Required action :: For each line below that contains the word "JSON", make a copy.

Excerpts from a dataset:
*****

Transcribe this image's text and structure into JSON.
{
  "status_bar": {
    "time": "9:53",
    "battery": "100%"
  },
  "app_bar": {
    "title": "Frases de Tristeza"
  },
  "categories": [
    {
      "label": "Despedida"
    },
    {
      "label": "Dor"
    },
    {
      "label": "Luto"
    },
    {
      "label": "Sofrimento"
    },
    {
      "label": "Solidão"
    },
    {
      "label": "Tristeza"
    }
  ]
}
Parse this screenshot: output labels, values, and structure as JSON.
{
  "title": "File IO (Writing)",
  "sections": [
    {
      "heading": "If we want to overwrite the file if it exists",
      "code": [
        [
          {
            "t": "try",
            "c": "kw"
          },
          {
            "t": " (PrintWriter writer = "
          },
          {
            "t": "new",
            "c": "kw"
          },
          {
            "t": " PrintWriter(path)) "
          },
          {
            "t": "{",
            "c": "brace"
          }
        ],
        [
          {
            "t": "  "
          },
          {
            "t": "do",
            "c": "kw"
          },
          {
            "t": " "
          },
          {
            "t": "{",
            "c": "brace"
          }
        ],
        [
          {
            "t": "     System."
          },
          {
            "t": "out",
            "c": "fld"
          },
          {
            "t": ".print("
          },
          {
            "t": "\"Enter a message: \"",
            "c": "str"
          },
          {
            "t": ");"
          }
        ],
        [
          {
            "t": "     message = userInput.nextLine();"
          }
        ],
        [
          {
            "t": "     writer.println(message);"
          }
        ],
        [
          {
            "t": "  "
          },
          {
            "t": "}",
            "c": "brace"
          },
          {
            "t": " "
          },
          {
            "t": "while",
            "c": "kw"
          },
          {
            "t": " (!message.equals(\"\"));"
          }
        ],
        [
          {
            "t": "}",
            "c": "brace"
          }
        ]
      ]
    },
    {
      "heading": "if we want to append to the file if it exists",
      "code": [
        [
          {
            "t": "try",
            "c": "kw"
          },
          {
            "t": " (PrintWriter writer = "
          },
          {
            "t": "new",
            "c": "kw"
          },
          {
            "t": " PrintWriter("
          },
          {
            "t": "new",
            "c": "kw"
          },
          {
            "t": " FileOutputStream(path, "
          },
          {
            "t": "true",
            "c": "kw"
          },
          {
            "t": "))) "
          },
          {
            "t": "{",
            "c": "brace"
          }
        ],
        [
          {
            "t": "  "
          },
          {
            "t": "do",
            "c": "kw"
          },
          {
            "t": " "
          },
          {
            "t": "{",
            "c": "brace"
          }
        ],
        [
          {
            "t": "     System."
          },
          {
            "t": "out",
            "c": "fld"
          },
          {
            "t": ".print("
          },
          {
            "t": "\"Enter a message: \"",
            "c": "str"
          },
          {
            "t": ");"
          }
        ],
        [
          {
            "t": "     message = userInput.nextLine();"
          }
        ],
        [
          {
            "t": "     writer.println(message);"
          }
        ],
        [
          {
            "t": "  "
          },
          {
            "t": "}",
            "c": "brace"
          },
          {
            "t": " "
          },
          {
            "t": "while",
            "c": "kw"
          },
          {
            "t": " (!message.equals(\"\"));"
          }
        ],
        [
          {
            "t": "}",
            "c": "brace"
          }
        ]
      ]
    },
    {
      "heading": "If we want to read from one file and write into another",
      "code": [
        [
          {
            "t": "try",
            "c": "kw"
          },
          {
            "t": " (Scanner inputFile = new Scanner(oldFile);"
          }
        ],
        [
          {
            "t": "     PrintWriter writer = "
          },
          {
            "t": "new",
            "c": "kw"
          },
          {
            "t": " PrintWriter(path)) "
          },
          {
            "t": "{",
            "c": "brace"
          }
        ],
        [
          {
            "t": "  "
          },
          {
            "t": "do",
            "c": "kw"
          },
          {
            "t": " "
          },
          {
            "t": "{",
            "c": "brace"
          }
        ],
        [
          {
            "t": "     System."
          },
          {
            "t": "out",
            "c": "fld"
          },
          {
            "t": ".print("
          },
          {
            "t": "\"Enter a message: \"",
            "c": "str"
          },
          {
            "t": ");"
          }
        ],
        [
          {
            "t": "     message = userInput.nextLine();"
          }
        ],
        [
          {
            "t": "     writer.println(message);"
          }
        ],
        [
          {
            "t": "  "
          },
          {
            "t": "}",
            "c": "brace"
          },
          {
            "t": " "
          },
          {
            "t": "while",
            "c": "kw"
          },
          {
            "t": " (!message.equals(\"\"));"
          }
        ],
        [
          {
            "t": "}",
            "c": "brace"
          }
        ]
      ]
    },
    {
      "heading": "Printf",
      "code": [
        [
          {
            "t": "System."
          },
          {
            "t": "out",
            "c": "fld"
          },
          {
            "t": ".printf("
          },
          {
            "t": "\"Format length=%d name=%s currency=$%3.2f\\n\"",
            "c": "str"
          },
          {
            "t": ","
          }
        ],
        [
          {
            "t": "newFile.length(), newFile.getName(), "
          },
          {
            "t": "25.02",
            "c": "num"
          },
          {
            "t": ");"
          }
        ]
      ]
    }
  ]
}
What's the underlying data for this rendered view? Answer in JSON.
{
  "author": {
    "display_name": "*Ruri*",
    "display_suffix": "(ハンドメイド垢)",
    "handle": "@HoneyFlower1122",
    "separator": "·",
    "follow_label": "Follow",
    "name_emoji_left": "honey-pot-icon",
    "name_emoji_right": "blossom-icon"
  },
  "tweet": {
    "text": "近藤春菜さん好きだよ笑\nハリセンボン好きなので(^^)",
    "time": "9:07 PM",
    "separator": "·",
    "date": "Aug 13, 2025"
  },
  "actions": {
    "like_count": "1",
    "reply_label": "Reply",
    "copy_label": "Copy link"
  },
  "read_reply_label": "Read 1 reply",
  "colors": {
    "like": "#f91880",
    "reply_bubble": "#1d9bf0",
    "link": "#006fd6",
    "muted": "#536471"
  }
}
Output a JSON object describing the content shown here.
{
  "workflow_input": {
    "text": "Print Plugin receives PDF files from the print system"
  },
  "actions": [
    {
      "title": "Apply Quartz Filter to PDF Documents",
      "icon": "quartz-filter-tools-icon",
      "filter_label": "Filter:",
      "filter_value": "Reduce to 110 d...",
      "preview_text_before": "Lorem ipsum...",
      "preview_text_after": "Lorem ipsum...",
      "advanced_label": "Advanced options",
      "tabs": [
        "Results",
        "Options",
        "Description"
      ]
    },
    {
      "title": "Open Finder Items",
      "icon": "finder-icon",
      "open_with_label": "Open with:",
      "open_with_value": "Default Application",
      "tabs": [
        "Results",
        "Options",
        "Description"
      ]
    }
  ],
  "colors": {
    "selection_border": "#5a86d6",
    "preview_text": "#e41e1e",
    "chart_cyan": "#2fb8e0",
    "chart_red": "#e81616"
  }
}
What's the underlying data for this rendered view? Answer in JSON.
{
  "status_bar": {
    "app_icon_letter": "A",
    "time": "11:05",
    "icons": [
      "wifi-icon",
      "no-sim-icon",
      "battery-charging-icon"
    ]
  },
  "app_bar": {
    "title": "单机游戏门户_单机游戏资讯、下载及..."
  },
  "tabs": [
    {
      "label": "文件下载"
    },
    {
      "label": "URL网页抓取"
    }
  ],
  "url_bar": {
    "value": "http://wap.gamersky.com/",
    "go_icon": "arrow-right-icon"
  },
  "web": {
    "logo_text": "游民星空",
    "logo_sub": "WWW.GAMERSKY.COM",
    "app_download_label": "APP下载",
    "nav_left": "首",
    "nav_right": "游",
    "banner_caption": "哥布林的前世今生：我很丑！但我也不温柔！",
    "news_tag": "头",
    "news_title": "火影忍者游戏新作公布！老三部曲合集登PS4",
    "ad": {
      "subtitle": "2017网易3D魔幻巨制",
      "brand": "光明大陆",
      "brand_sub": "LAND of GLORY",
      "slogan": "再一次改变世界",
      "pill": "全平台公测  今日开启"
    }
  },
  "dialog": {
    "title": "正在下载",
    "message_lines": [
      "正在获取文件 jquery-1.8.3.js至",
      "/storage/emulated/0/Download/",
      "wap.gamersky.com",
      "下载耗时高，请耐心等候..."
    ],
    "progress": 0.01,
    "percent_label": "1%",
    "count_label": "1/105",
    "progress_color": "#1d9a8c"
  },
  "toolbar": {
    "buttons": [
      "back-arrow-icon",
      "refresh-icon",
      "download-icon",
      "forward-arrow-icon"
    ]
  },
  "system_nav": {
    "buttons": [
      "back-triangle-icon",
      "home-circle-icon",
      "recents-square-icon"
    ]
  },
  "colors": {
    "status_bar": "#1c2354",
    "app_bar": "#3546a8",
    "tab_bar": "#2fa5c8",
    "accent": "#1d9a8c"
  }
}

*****

Solution to the exercise ::
Transcribe this image's text and structure into JSON.
Parse this screenshot: output labels, values, and structure as JSON.
What's the underlying data for this rendered view? Answer in JSON.
Output a JSON object describing the content shown here.
What's the underlying data for this rendered view? Answer in JSON.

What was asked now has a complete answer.